App and web page records
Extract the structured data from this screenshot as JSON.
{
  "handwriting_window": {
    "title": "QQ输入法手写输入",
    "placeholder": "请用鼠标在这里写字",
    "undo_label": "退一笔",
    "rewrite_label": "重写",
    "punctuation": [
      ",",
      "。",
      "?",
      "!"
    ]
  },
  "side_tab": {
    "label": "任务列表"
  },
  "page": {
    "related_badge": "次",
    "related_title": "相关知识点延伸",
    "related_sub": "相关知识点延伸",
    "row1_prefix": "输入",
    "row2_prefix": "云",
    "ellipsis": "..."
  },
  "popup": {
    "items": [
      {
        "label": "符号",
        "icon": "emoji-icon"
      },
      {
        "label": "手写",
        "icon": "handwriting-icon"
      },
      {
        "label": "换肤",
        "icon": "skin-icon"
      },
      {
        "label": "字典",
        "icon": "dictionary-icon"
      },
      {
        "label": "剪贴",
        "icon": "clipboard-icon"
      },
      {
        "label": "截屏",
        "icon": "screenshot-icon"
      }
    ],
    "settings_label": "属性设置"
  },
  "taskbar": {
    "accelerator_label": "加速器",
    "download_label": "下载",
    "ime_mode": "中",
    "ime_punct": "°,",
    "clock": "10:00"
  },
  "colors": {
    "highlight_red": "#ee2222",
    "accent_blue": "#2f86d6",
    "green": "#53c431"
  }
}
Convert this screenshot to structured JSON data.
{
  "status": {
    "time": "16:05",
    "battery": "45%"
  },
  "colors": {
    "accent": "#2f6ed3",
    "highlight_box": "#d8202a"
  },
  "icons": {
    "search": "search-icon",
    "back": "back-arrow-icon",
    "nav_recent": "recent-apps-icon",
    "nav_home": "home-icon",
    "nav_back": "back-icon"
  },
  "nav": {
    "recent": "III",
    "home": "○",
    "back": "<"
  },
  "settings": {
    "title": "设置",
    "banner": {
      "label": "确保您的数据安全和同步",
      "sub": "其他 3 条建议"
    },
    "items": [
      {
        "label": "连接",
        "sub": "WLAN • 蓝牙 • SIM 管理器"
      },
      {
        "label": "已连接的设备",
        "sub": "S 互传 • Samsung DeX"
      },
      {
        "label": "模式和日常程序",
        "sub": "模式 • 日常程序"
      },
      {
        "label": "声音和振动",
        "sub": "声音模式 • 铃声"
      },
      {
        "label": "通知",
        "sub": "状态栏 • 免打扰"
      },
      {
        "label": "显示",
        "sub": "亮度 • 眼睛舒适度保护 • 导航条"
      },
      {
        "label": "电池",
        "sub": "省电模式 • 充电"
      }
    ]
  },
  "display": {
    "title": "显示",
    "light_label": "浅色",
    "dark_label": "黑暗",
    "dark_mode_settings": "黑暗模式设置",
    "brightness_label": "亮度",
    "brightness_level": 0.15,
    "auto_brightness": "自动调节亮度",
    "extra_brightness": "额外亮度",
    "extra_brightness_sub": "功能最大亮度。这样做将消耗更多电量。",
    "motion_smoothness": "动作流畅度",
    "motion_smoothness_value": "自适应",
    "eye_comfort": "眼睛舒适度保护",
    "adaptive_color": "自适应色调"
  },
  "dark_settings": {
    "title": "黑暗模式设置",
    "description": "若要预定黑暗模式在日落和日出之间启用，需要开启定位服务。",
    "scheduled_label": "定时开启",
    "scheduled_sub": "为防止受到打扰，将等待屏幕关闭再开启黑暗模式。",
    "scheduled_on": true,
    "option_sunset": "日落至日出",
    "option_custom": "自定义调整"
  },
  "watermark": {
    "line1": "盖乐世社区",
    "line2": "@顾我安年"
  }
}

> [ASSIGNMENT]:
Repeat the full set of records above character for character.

> [PROBLEM SOLUTION]:
Extract the structured data from this screenshot as JSON.
{
  "handwriting_window": {
    "title": "QQ输入法手写输入",
    "placeholder": "请用鼠标在这里写字",
    "undo_label": "退一笔",
    "rewrite_label": "重写",
    "punctuation": [
      ",",
      "。",
      "?",
      "!"
    ]
  },
  "side_tab": {
    "label": "任务列表"
  },
  "page": {
    "related_badge": "次",
    "related_title": "相关知识点延伸",
    "related_sub": "相关知识点延伸",
    "row1_prefix": "输入",
    "row2_prefix": "云",
    "ellipsis": "..."
  },
  "popup": {
    "items": [
      {
        "label": "符号",
        "icon": "emoji-icon"
      },
      {
        "label": "手写",
        "icon": "handwriting-icon"
      },
      {
        "label": "换肤",
        "icon": "skin-icon"
      },
      {
        "label": "字典",
        "icon": "dictionary-icon"
      },
      {
        "label": "剪贴",
        "icon": "clipboard-icon"
      },
      {
        "label": "截屏",
        "icon": "screenshot-icon"
      }
    ],
    "settings_label": "属性设置"
  },
  "taskbar": {
    "accelerator_label": "加速器",
    "download_label": "下载",
    "ime_mode": "中",
    "ime_punct": "°,",
    "clock": "10:00"
  },
  "colors": {
    "highlight_red": "#ee2222",
    "accent_blue": "#2f86d6",
    "green": "#53c431"
  }
}
Convert this screenshot to structured JSON data.
{
  "status": {
    "time": "16:05",
    "battery": "45%"
  },
  "colors": {
    "accent": "#2f6ed3",
    "highlight_box": "#d8202a"
  },
  "icons": {
    "search": "search-icon",
    "back": "back-arrow-icon",
    "nav_recent": "recent-apps-icon",
    "nav_home": "home-icon",
    "nav_back": "back-icon"
  },
  "nav": {
    "recent": "III",
    "home": "○",
    "back": "<"
  },
  "settings": {
    "title": "设置",
    "banner": {
      "label": "确保您的数据安全和同步",
      "sub": "其他 3 条建议"
    },
    "items": [
      {
        "label": "连接",
        "sub": "WLAN • 蓝牙 • SIM 管理器"
      },
      {
        "label": "已连接的设备",
        "sub": "S 互传 • Samsung DeX"
      },
      {
        "label": "模式和日常程序",
        "sub": "模式 • 日常程序"
      },
      {
        "label": "声音和振动",
        "sub": "声音模式 • 铃声"
      },
      {
        "label": "通知",
        "sub": "状态栏 • 免打扰"
      },
      {
        "label": "显示",
        "sub": "亮度 • 眼睛舒适度保护 • 导航条"
      },
      {
        "label": "电池",
        "sub": "省电模式 • 充电"
      }
    ]
  },
  "display": {
    "title": "显示",
    "light_label": "浅色",
    "dark_label": "黑暗",
    "dark_mode_settings": "黑暗模式设置",
    "brightness_label": "亮度",
    "brightness_level": 0.15,
    "auto_brightness": "自动调节亮度",
    "extra_brightness": "额外亮度",
    "extra_brightness_sub": "功能最大亮度。这样做将消耗更多电量。",
    "motion_smoothness": "动作流畅度",
    "motion_smoothness_value": "自适应",
    "eye_comfort": "眼睛舒适度保护",
    "adaptive_color": "自适应色调"
  },
  "dark_settings": {
    "title": "黑暗模式设置",
    "description": "若要预定黑暗模式在日落和日出之间启用，需要开启定位服务。",
    "scheduled_label": "定时开启",
    "scheduled_sub": "为防止受到打扰，将等待屏幕关闭再开启黑暗模式。",
    "scheduled_on": true,
    "option_sunset": "日落至日出",
    "option_custom": "自定义调整"
  },
  "watermark": {
    "line1": "盖乐世社区",
    "line2": "@顾我安年"
  }
}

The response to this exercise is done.